    IEEE Transactions on Applied Superconductivity 07/2011; · 1.20 Impact Factor

Publication Stats

849 Citations
260.03 Total Impact Points

Institutions
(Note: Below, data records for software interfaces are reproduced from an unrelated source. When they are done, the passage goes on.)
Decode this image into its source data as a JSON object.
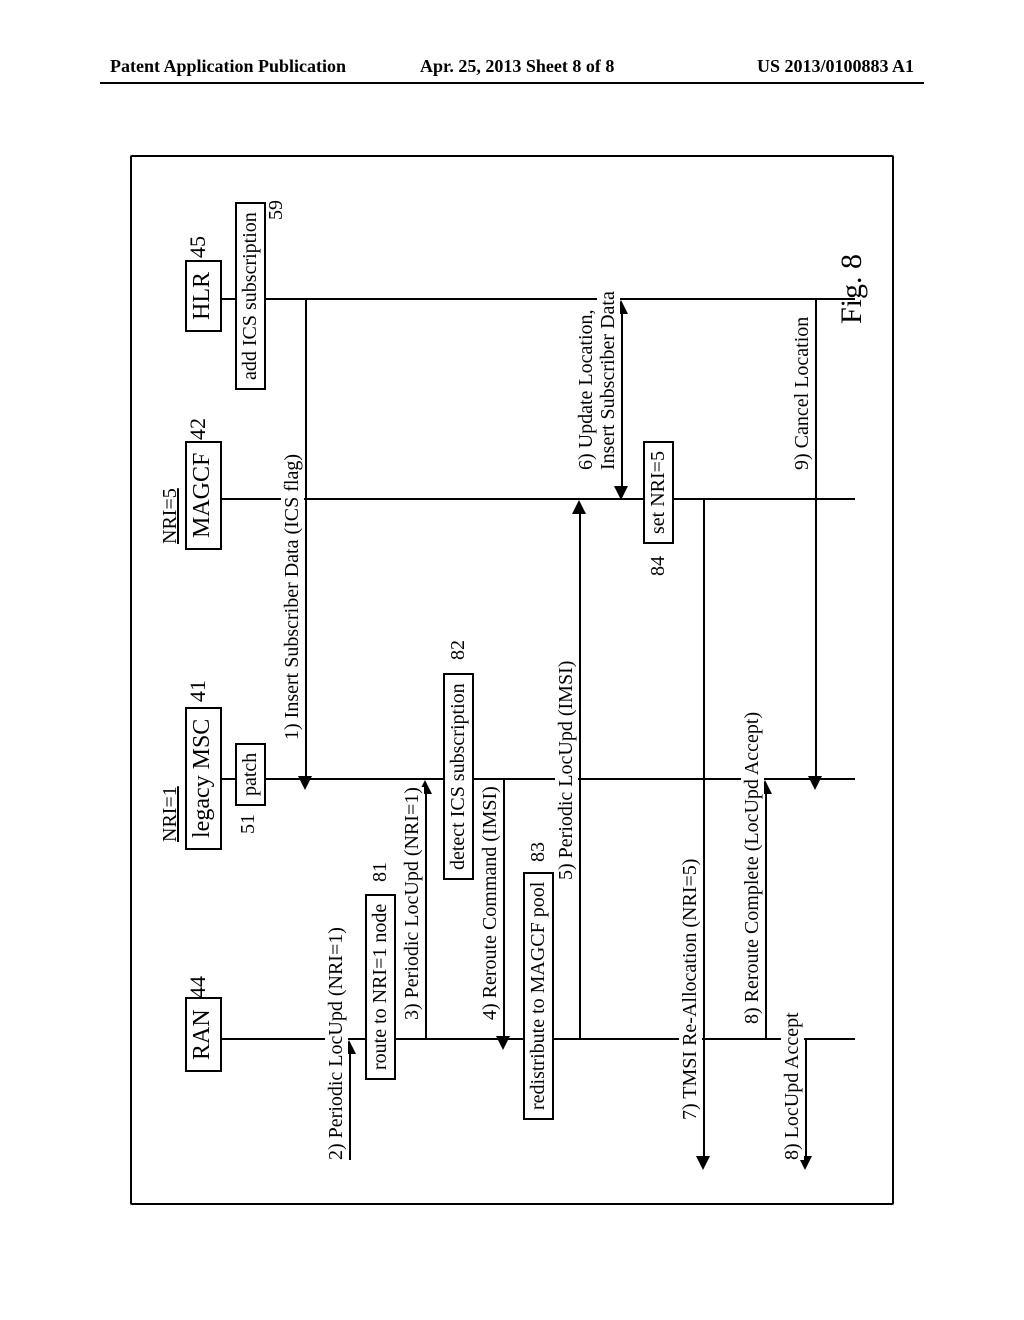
{
  "header": {
    "left": "Patent Application Publication",
    "center": "Apr. 25, 2013  Sheet 8 of 8",
    "right": "US 2013/0100883 A1"
  },
  "nodes": {
    "ran": {
      "label": "RAN",
      "num": "44",
      "nri": ""
    },
    "msc": {
      "label": "legacy MSC",
      "num": "41",
      "nri": "NRI=1"
    },
    "magcf": {
      "label": "MAGCF",
      "num": "42",
      "nri": "NRI=5"
    },
    "hlr": {
      "label": "HLR",
      "num": "45",
      "nri": ""
    }
  },
  "actions": {
    "patch": {
      "label": "patch",
      "num": "51"
    },
    "add_ics": {
      "label": "add ICS subscription",
      "num": "59"
    },
    "route_nri1": {
      "label": "route to NRI=1 node",
      "num": "81"
    },
    "detect_ics": {
      "label": "detect ICS subscription",
      "num": "82"
    },
    "redistribute": {
      "label": "redistribute to MAGCF pool",
      "num": "83"
    },
    "set_nri5": {
      "label": "set NRI=5",
      "num": "84"
    }
  },
  "messages": {
    "m1": "1) Insert Subscriber Data (ICS flag)",
    "m2": "2) Periodic LocUpd (NRI=1)",
    "m3": "3) Periodic LocUpd (NRI=1)",
    "m4": "4) Reroute Command (IMSI)",
    "m5": "5) Periodic LocUpd (IMSI)",
    "m6": "6) Update Location,",
    "m6b": "Insert Subscriber Data",
    "m7": "7) TMSI Re-Allocation (NRI=5)",
    "m8": "8) Reroute Complete (LocUpd Accept)",
    "m8b": "8) LocUpd Accept",
    "m9": "9) Cancel Location"
  },
  "figure_caption": "Fig. 8"
}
  • 1991–2014
    • Nagoya University
      • Department of Quantum Engineering
      Nagoya, Aichi, Japan
  • 2003–2009
    • Yokohama National University
      • Department of Physics, Electrical and Computer Engineering
      Yokohama-shi, Kanagawa-ken, Japan
  • 2005
    • International Superconductivity Technology Center
      Sakado, Saitama, Japan
  • 1999–2003
    • Kinki University
      • Faculty of Biology-Oriented Science and Technology
      Ōsaka-shi, Osaka-fu, Japan
  • 2001
    • Osaka University
      • The Institute of Scientific and Industrial Research (ISIR)
      Ibaraki, Osaka-fu, Japan
  • 1995
    • Toyota National College of Technology
      Koromo, Aichi, Japan